By SCOTT BAUER
MADISON, Wis. (AP) – The secretary of the agency in Gov. Scott Walker’s administration charged with connecting job seekers with employers resigned Monday, marking the second time in 10 months that the head of the department abruptly quit.
Walker turned to Reggie Newson, a former member of Democratic Gov. Jim Doyle’s administration, to take over the Department of Workforce Development from Scott Baumbach.
Baumbach said in his resignation letter to Walker dated Monday that he felt an ethical obligation to quit so he could pursue his own ideas about better ways to connect those looking for work with employers in Wisconsin.
“Very soon, I will be starting this exciting new adventure which will allow me to connect jobseekers to jobs in ways above and beyond what I could do at DWD, and I look forward to sharing this new enterprise with you,” Baumbach said in his resignation letter.
Walker named Newson as secretary effective immediately. Newson worked for Doyle as operations director for the Department of Transportation’s southeast region from 2005 until Doyle left office in January.
Walker promoted Newson to executive secretary of DOT when he took office. In August, Newson became DWD’s deputy secretary when Baumbach was promoted from that spot to be secretary.
Baumbach was Walker’s second DWD secretary. He took over for Manny Perez who resigned in May to return to working in the private sector as well.
The Department of Workforce Development is the central state agency that works with the unemployed, helping to connect them with employers through job fairs, worker training and employment services, jobs centers, apprenticeship programs and employment-related services for people with disabilities.
The department also oversees the unemployment insurance and worker’s compensation programs and is responsible for adjudicating cases involving employment and housing discrimination and labor law.
Baumbach said in his resignation letter that as secretary he saw firsthand the “disconnect between jobseekers and employers” in Wisconsin.
“After speaking with many business leaders I believe I can do more to bridge this gap, but in a different capacity than I currently serve and now is the right time to make it happen,” he said.
Walker’s main campaign pledge was that as governor there would be 250,000 private sector jobs added under his watch by 2015.
But in Walker’s first nine months in office, just 29,300 jobs have been added, which is not on pace for him to meet his campaign pledge.

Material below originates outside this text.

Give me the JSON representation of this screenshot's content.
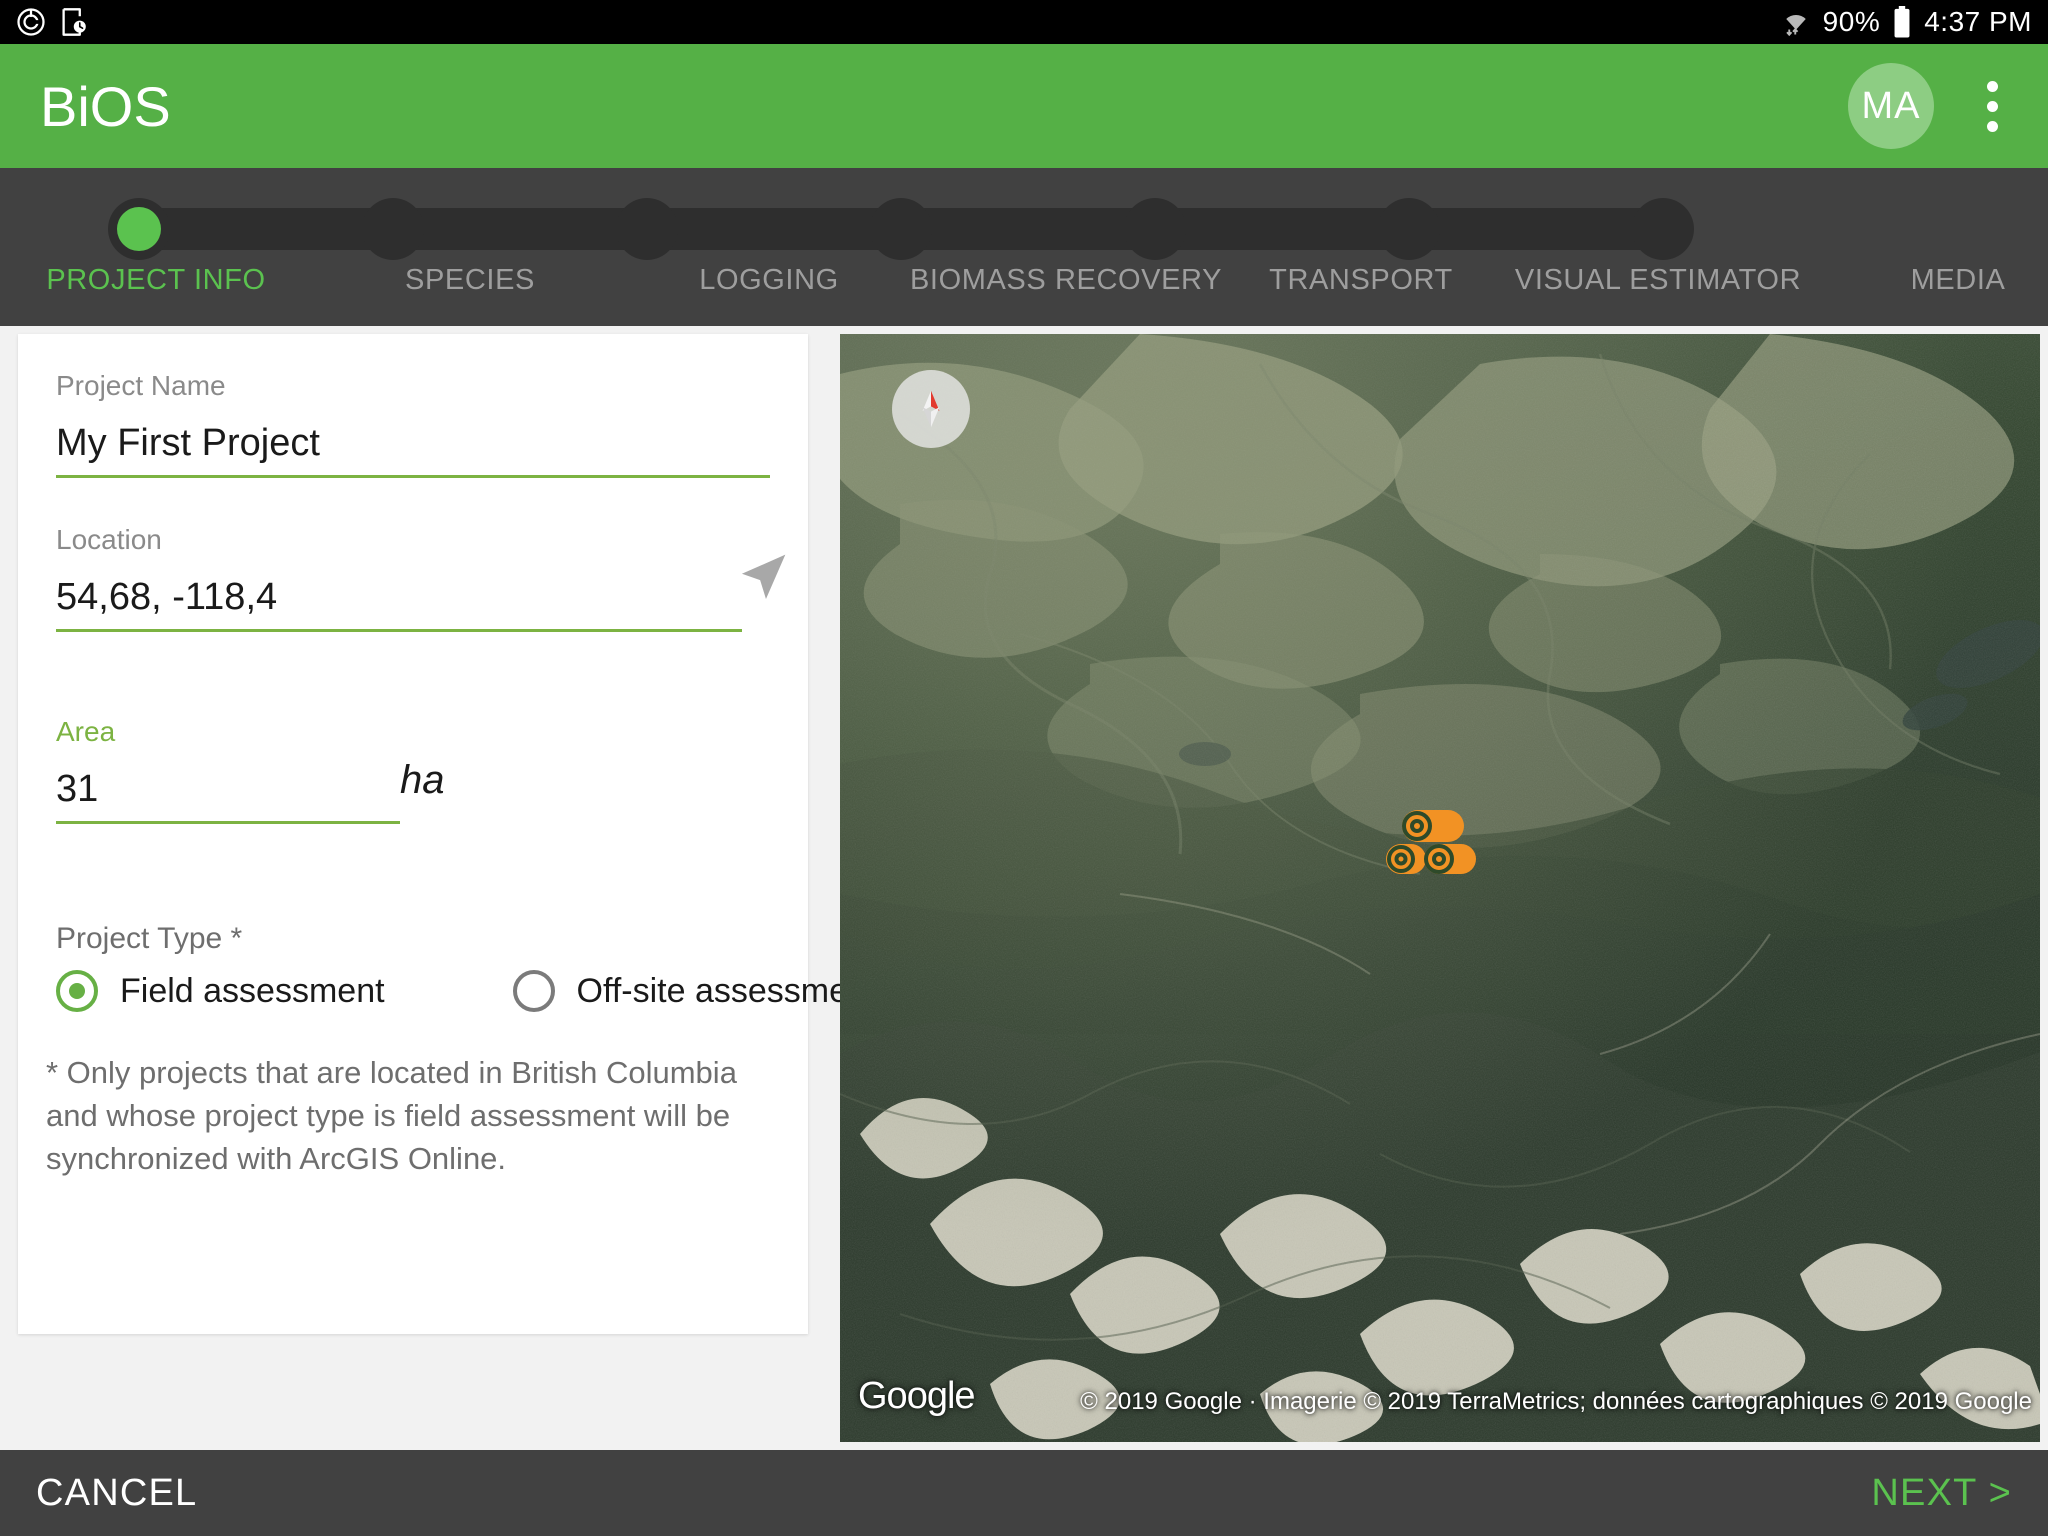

The unemployment rate in September was 7.8 percent. On Friday, Walker’s own Revenue Department released a more pessimistic economic forecast that predicted that by the end of 2014 only 136,000 jobs will have been added in Wisconsin.
Baumbach said his new job, which he didn’t detail any further, together with efforts at DWD will help Walker meet his 250,000 job-creation goal. Before joining the department in January, Baumbach was an associate and partner at the Michael Best and Friedrich law firm in Milwaukee from 2001-2010.
Walker thanked Baumbach for his service and said Newson “has the qualities necessary” to lead the department.
Baumbach earned $120,038 a year. Newson will make $109,578.